Science does not dictate specific solutions—either for advancing cleaner energy and reductions in our greenhouse gas emissions or for reducing risks to people and places from a changing climate. Rather, it gives us insights that, combined with evaluating different policy, technological and marketplace responses, help us respond to climate change, avert potentially large impacts, and secure a more safe and prosperous world. It can take us away from the politics of symbols and provide a platform for practical deliberation.

America cannot afford to bet its future on political symbols. We have science and information available to help guide us.

When I was at the Interior Department, I could not afford the inertia of a politics of symbols. I needed to search for solutions—to make sure farmers received irrigation water; to enhance resilience of coastal communities to extreme storms; and to understand sea ice dynamics, the opening of the Arctic to ship transportation, and what that might mean for homeland security. I needed to have a better understanding of the dynamics of climate change and consider ways to reduce greenhouse gas emissions. I needed to combine the science with a search for solutions that would be effective and efficient and empower people and the marketplace to innovate.

Policymakers, scientists, business leaders, city mayors and others have just met in Bonn, Germany, working together to address both the causes and effects of climate change. The effort is not a top-down exercise in global big government. It is a bottom-up effort with each country crafting its own pathways—and cities, companies and others shaping their own commitments. China is announcing more details on its cap and trade program. Corporations are developing and buying renewable energy; forest managers are restoring forests; the agricultural sector is keeping forests intact to sequester rather than release carbon. States across the United States are not waiting for the federal government to tell them how to reduce carbon emissions; they are taking actions on their own.

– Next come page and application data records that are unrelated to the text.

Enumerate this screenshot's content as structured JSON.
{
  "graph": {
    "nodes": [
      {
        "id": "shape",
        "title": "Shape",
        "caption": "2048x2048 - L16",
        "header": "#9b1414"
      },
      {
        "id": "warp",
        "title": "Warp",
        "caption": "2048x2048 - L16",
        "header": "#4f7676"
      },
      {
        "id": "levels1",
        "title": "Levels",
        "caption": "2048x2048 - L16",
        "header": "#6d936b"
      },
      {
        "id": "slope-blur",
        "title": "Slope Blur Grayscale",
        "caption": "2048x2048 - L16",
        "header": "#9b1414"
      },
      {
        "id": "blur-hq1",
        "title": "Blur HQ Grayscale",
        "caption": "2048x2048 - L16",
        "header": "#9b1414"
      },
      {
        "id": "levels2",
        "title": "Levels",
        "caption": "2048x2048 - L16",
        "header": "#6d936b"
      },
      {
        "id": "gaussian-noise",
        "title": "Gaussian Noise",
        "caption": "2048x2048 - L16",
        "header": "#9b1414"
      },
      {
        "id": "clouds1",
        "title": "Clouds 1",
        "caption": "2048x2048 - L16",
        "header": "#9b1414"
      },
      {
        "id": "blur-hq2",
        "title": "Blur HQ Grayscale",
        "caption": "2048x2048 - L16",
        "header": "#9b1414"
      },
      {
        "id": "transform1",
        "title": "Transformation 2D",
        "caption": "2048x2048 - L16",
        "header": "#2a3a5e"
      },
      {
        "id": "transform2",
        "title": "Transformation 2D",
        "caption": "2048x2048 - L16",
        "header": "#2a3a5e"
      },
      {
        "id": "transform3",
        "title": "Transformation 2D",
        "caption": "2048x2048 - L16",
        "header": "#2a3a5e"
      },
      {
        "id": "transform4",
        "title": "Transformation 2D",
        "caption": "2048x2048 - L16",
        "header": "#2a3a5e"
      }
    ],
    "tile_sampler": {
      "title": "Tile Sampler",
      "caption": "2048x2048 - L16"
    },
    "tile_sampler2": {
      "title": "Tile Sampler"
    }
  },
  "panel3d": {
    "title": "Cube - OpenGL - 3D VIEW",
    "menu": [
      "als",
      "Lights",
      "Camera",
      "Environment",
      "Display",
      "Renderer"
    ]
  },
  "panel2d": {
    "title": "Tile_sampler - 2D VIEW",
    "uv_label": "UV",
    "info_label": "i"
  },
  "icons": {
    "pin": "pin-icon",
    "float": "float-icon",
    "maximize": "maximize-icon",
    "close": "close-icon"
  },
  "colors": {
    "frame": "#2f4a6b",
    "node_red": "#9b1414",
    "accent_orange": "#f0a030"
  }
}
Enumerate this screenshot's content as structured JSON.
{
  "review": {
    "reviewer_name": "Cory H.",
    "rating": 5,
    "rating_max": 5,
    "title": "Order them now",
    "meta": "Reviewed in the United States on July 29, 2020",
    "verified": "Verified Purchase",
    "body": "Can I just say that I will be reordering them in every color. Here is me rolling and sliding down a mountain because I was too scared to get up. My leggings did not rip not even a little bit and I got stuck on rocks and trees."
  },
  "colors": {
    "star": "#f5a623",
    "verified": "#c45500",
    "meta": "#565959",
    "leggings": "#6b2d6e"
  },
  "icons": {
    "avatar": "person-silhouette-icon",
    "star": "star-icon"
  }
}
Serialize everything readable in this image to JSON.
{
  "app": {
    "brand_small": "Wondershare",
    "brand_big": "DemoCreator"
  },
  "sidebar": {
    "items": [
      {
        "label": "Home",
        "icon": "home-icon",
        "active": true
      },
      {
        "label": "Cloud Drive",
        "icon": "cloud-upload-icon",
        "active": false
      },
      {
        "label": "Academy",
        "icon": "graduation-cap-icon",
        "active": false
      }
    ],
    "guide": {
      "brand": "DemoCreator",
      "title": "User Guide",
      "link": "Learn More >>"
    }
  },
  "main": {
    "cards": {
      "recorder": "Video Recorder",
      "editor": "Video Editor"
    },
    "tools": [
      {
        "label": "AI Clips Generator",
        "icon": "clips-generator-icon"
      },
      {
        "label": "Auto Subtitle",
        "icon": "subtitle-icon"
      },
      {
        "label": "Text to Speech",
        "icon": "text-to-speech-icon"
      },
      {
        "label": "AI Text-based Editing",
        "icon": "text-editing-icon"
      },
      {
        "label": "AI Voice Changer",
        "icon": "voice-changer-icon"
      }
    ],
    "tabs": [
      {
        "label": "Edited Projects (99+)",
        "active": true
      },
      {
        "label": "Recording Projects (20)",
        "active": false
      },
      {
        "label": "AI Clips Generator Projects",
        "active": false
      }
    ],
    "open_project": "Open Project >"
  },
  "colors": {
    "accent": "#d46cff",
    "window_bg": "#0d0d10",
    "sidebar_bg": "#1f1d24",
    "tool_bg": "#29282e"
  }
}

The National Climate Assessment is everything that Americans should hope for from its government—meticulously compiled with participation from many agencies and many scientists, with insights from many professions, subject to a commenting process so that its underpinnings can be scrutinized and reviewed. Like the scientific method itself, the process of inquiry is part of what makes it reassuring as a tool to assist in effective decision-making. America cannot afford to bet its future on political symbols. We have science and information available to help guide us. Like others around the globe, in the public and private sectors, we need to use that science to inform our actions.